clay lover, on 13 July 2012 - 07:16 AM, said:
yedrow, on 12 July 2012 - 11:33 PM, said:
I too agree with Neil and Marcia. It seems odd since you fired it twice. I think too that you may see if you are firing your ware too fast. If you go through the 1100 to 1800 zone too fast you may not sufficiently outgas the volatiles. Also, if you go too fast the bubble with rise from the center of the clay, but if you are over-firing it is likely the bubble will rise from the surface of the clay.
Yedrow, I am very interested in your comment. Although I am not having bloating, I am interested in learning all I can about not firing any longer that necessary. Could you expound on what you feel is 'too fast'?
I am quite happy to take as long as it takes, but why take longer?
Currently for ^6 I am firing
200*/hr to 205,
4oo*/hour to 1900
110*/hr to 2195 with a 20 minute soak, then down firing slowly to off at 1600*
My cone are good and even through the kiln. Glazes look good.
Any suggestions for improved efficiency wqill be appreciated and considered.
Other than slight pinholing occationally, I am not having problems.
How slow to go?
First, I may have expertise at throwing pots, but I'm not one of the experts on firing kilns, my apologies if I sounded otherwise.
Anyway, I think firing somewhat slow is best. I bisque fire at about 180˚/hr. above 212˚. Clays are different and some seem to me to have more easily volatilized materials in them, sulfer, carbonates, detritus, etc. I think its a good idea get as much of that out as possible. Once the clay-glaze boundary is established, gasses won't easily escape. Then, when the clay softens as it vitrifies, the pressurized air can bulge up. Also, when the body is more open oxygen can get in and oxidize the volatiles. If the walls of the ware are thick (I throw about 1/8th inch, averaged top to bottom, but newer potters throw twice that thick or more) then the ware must be fired slower since there is more mass for volatiles and oxygen to move through. I glaze fire at about 300˚/hr with slow drop in heat edit:[during cool down] from 1900˚ to 1500˚. Note too, in an electric kiln, the heat is moved primarily by radiation and a quickly fired kill can have quite a lag between the ware that is close to the elements and that which is in the center, in the "shadow" of other ware.
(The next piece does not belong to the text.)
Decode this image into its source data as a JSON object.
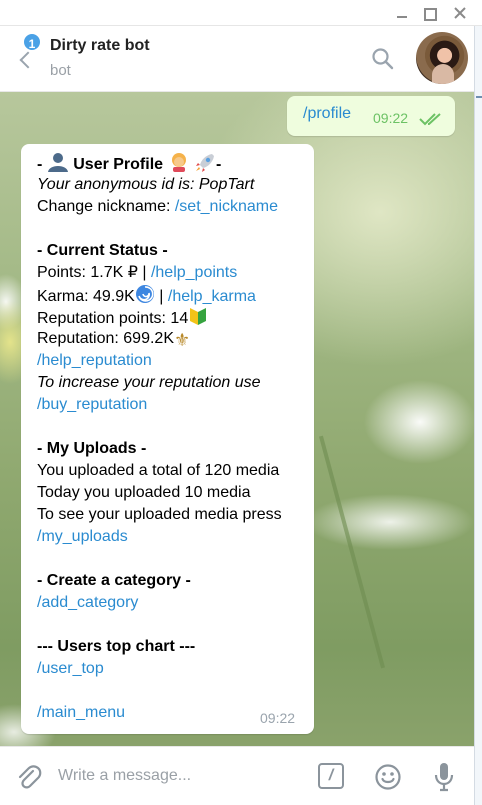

This is especially true in a wider kiln.
That being said, I think the problem is probably over-firing and that it may well be the supplier. I've only used Laguna clay once, and my results were pretty bad, and their customer service was worse. They appeared to have no idea why I was having the problem and appeared to have no interest in solving it. I've said elsewhere, Standard clay has the best clay I've ever thrown with, by far. And, your local supplier will probably be able to handle your needs at a good cost.